┌─ MATERIAL SUPPLIED

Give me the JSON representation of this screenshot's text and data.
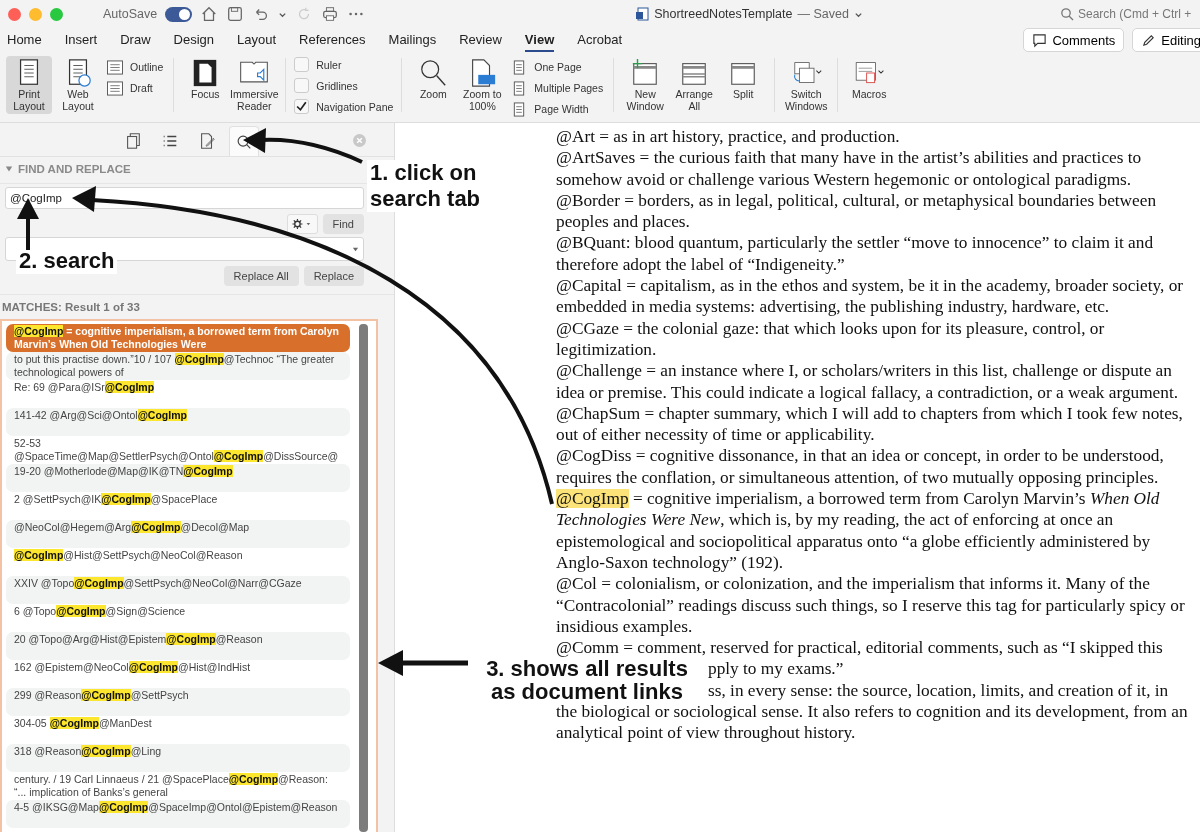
{
  "titlebar": {
    "autosave_label": "AutoSave",
    "autosave_on": true,
    "document_title": "ShortreedNotesTemplate",
    "save_status": "— Saved",
    "search_placeholder": "Search (Cmd + Ctrl +"
  },
  "ribbon_tabs": [
    {
      "label": "Home",
      "selected": false
    },
    {
      "label": "Insert",
      "selected": false
    },
    {
      "label": "Draw",
      "selected": false
    },
    {
      "label": "Design",
      "selected": false
    },
    {
      "label": "Layout",
      "selected": false
    },
    {
      "label": "References",
      "selected": false
    },
    {
      "label": "Mailings",
      "selected": false
    },
    {
      "label": "Review",
      "selected": false
    },
    {
      "label": "View",
      "selected": true
    },
    {
      "label": "Acrobat",
      "selected": false
    }
  ],
  "header_buttons": [
    {
      "kind": "comments",
      "label": "Comments"
    },
    {
      "kind": "editing",
      "label": "Editing"
    }
  ],
  "ribbon": {
    "views": [
      {
        "label": "Print Layout",
        "selected": true
      },
      {
        "label": "Web Layout",
        "selected": false
      }
    ],
    "small_views": [
      "Outline",
      "Draft"
    ],
    "immersive": [
      "Focus",
      "Immersive Reader"
    ],
    "show": [
      {
        "label": "Ruler",
        "checked": false
      },
      {
        "label": "Gridlines",
        "checked": false
      },
      {
        "label": "Navigation Pane",
        "checked": true
      }
    ],
    "zoom": [
      "Zoom",
      "Zoom to 100%"
    ],
    "page_views": [
      "One Page",
      "Multiple Pages",
      "Page Width"
    ],
    "window": [
      "New Window",
      "Arrange All",
      "Split"
    ],
    "switch_windows": "Switch Windows",
    "macros": "Macros"
  },
  "pane": {
    "tabs": [
      {
        "kind": "pages",
        "selected": false
      },
      {
        "kind": "outline",
        "selected": false
      },
      {
        "kind": "edit",
        "selected": false
      },
      {
        "kind": "search",
        "selected": true
      }
    ],
    "section_title": "FIND AND REPLACE",
    "expanded": true,
    "find_value": "@CogImp",
    "find_button": "Find",
    "replace_buttons": [
      "Replace All",
      "Replace"
    ],
    "matches_label": "MATCHES: Result 1 of 33",
    "results": [
      {
        "match": "@CogImp",
        "after": " = cognitive imperialism, a borrowed term from Carolyn Marvin’s When Old Technologies Were",
        "selected": true
      },
      {
        "before": "to put this practise down.”10 /  107 ",
        "match": "@CogImp",
        "after": "@Technoc “The greater technological powers of",
        "selected": false
      },
      {
        "before": "Re: 69 @Para@ISr",
        "match": "@CogImp",
        "selected": false
      },
      {
        "before": "141-42 @Arg@Sci@Ontol",
        "match": "@CogImp",
        "selected": false
      },
      {
        "before": "52-53 @SpaceTime@Map@SettlerPsych@Ontol",
        "match": "@CogImp",
        "after": "@DissSource@",
        "selected": false
      },
      {
        "before": "19-20 @Motherlode@Map@IK@TN",
        "match": "@CogImp",
        "selected": false
      },
      {
        "before": "2 @SettPsych@IK",
        "match": "@CogImp",
        "after": "@SpacePlace",
        "selected": false
      },
      {
        "before": "@NeoCol@Hegem@Arg",
        "match": "@CogImp",
        "after": "@Decol@Map",
        "selected": false
      },
      {
        "match": "@CogImp",
        "after": "@Hist@SettPsych@NeoCol@Reason",
        "selected": false
      },
      {
        "before": "XXIV @Topo",
        "match": "@CogImp",
        "after": "@SettPsych@NeoCol@Narr@CGaze",
        "selected": false
      },
      {
        "before": "6 @Topo",
        "match": "@CogImp",
        "after": "@Sign@Science",
        "selected": false
      },
      {
        "before": "20 @Topo@Arg@Hist@Epistem",
        "match": "@CogImp",
        "after": "@Reason",
        "selected": false
      },
      {
        "before": "162 @Epistem@NeoCol",
        "match": "@CogImp",
        "after": "@Hist@IndHist",
        "selected": false
      },
      {
        "before": "299 @Reason",
        "match": "@CogImp",
        "after": "@SettPsych",
        "selected": false
      },
      {
        "before": "304-05 ",
        "match": "@CogImp",
        "after": "@ManDest",
        "selected": false
      },
      {
        "before": "318 @Reason",
        "match": "@CogImp",
        "after": "@Ling",
        "selected": false
      },
      {
        "before": "century. / 19 Carl Linnaeus / 21 @SpacePlace",
        "match": "@CogImp",
        "after": "@Reason: “... implication of Banks’s general",
        "selected": false
      },
      {
        "before": "4-5 @IKSG@Map",
        "match": "@CogImp",
        "after": "@SpaceImp@Ontol@Epistem@Reason",
        "selected": false
      }
    ]
  },
  "document": {
    "paragraphs": [
      {
        "kind": "entry",
        "text": "@Art = as in art history, practice, and production."
      },
      {
        "kind": "entry",
        "text": "@ArtSaves = the curious faith that many have in the artist’s abilities and practices to somehow avoid or challenge various Western hegemonic or ontological paradigms."
      },
      {
        "kind": "entry",
        "text": "@Border = borders, as in legal, political, cultural, or metaphysical boundaries between peoples and places."
      },
      {
        "kind": "entry",
        "text": "@BQuant: blood quantum, particularly the settler “move to innocence” to claim it and therefore adopt the label of “Indigeneity.”"
      },
      {
        "kind": "entry",
        "text": "@Capital = capitalism, as in the ethos and system, be it in the academy, broader society, or embedded in media systems: advertising, the publishing industry, hardware, etc."
      },
      {
        "kind": "entry",
        "text": "@CGaze = the colonial gaze: that which looks upon for its pleasure, control, or legitimization."
      },
      {
        "kind": "entry",
        "text": "@Challenge = an instance where I, or scholars/writers in this list, challenge or dispute an idea or premise. This could indicate a logical fallacy, a contradiction, or a weak argument."
      },
      {
        "kind": "entry",
        "text": "@ChapSum = chapter summary, which I will add to chapters from which I took few notes, out of either necessity of time or applicability."
      },
      {
        "kind": "entry",
        "text": "@CogDiss = cognitive dissonance, in that an idea or concept, in order to be understood, requires the conflation, or simultaneous attention, of two mutually opposing principles."
      },
      {
        "kind": "match",
        "highlight": "@CogImp",
        "text": " = cognitive imperialism, a borrowed term from Carolyn Marvin’s *When Old Technologies Were New*, which is, by my reading, the act of enforcing at once an epistemological and sociopolitical apparatus onto “a globe efficiently administered by Anglo-Saxon technology” (192)."
      },
      {
        "kind": "entry",
        "text": "@Col = colonialism, or colonization, and the imperialism that informs it. Many of the “Contracolonial” readings discuss such things, so I reserve this tag for particularly spicy or insidious examples."
      },
      {
        "kind": "entry",
        "text": "@Comm = comment, reserved for practical, editorial comments, such as “I skipped this"
      },
      {
        "kind": "fragment",
        "text": "pply to my exams.”"
      },
      {
        "kind": "fragment",
        "text": "ss, in every sense: the source, location, limits, and creation of it, in"
      },
      {
        "kind": "entry",
        "text": "the biological or sociological sense. It also refers to cognition and its development, from an analytical point of view throughout history."
      }
    ]
  },
  "annotations": [
    {
      "text": "1. click on search tab"
    },
    {
      "text": "2. search"
    },
    {
      "text": "3. shows all results as document links"
    }
  ]
}
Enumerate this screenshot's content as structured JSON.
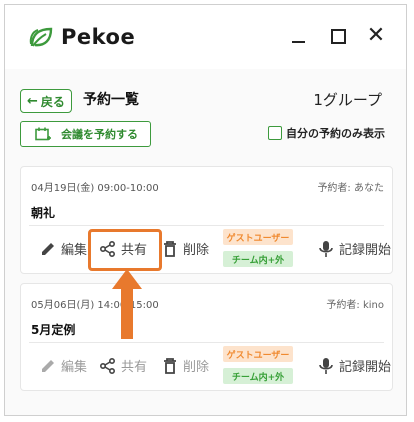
{
  "app": {
    "name": "Pekoe",
    "brand_color": "#3d9a3d"
  },
  "window": {
    "minimize_icon": "minimize-icon",
    "maximize_icon": "maximize-icon",
    "close_glyph": "✕"
  },
  "header": {
    "back_label": "戻る",
    "title": "予約一覧",
    "group_count": "1グループ",
    "book_meeting_label": "会議を予約する",
    "own_only_label": "自分の予約のみ表示"
  },
  "meetings": [
    {
      "date": "04月19日(金) 09:00-10:00",
      "owner": "予約者: あなた",
      "title": "朝礼",
      "actions": {
        "edit": "編集",
        "share": "共有",
        "delete": "削除",
        "record": "記録開始"
      },
      "tags": {
        "guest": "ゲストユーザー",
        "team": "チーム内+外"
      }
    },
    {
      "date": "05月06日(月) 14:00-15:00",
      "owner": "予約者: kino",
      "title": "5月定例",
      "actions": {
        "edit": "編集",
        "share": "共有",
        "delete": "削除",
        "record": "記録開始"
      },
      "tags": {
        "guest": "ゲストユーザー",
        "team": "チーム内+外"
      }
    }
  ],
  "colors": {
    "accent_green": "#3d9a3d",
    "highlight_orange": "#e8792d",
    "guest_tag_bg": "#fde3cc",
    "team_tag_bg": "#d6f0d6"
  }
}
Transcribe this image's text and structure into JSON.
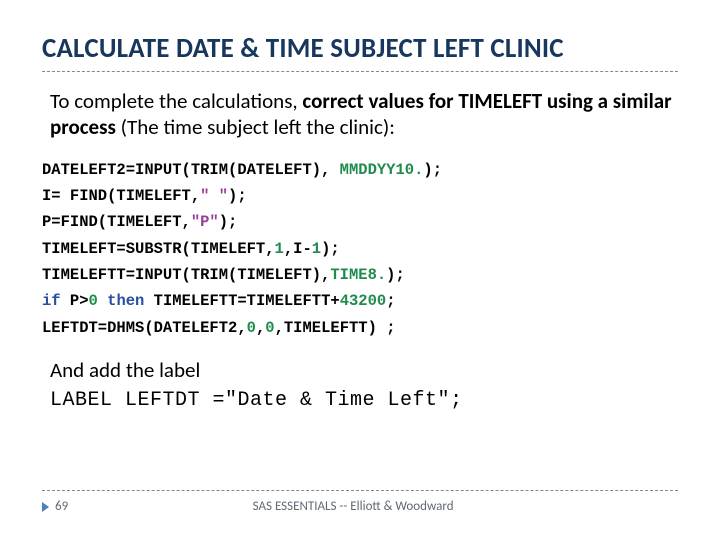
{
  "title": "CALCULATE DATE & TIME SUBJECT LEFT CLINIC",
  "intro": {
    "prefix": "To complete the calculations, ",
    "bold": "correct values for TIMELEFT using a similar process",
    "suffix": " (The time subject left the clinic):"
  },
  "code": {
    "l1a": "DATELEFT2=INPUT(TRIM(DATELEFT),",
    "l1b": "MMDDYY10.",
    "l1c": ");",
    "l2a": "I= FIND(TIMELEFT,",
    "l2b": "\" \"",
    "l2c": ");",
    "l3a": "P=FIND(TIMELEFT,",
    "l3b": "\"P\"",
    "l3c": ");",
    "l4a": "TIMELEFT=SUBSTR(TIMELEFT,",
    "l4b": "1",
    "l4c": ",I-",
    "l4d": "1",
    "l4e": ");",
    "l5a": "TIMELEFTT=INPUT(TRIM(TIMELEFT),",
    "l5b": "TIME8.",
    "l5c": ");",
    "l6a": "if",
    "l6b": " P>",
    "l6c": "0",
    "l6d": " ",
    "l6e": "then",
    "l6f": " TIMELEFTT=TIMELEFTT+",
    "l6g": "43200",
    "l6h": ";",
    "l7a": "LEFTDT=DHMS(DATELEFT2,",
    "l7b": "0",
    "l7c": ",",
    "l7d": "0",
    "l7e": ",TIMELEFTT) ;"
  },
  "post": "And add the label",
  "label_code": "LABEL LEFTDT =\"Date & Time Left\";",
  "footer": {
    "page": "69",
    "text": "SAS ESSENTIALS -- Elliott & Woodward"
  }
}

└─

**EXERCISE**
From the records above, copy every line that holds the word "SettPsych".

**ANSWER TO THIS PROBLEM**
        "before": "2 @SettPsych@IK",
        "after": "@Hist@SettPsych@NeoCol@Reason",
        "after": "@SettPsych@NeoCol@Narr@CGaze",
        "after": "@SettPsych",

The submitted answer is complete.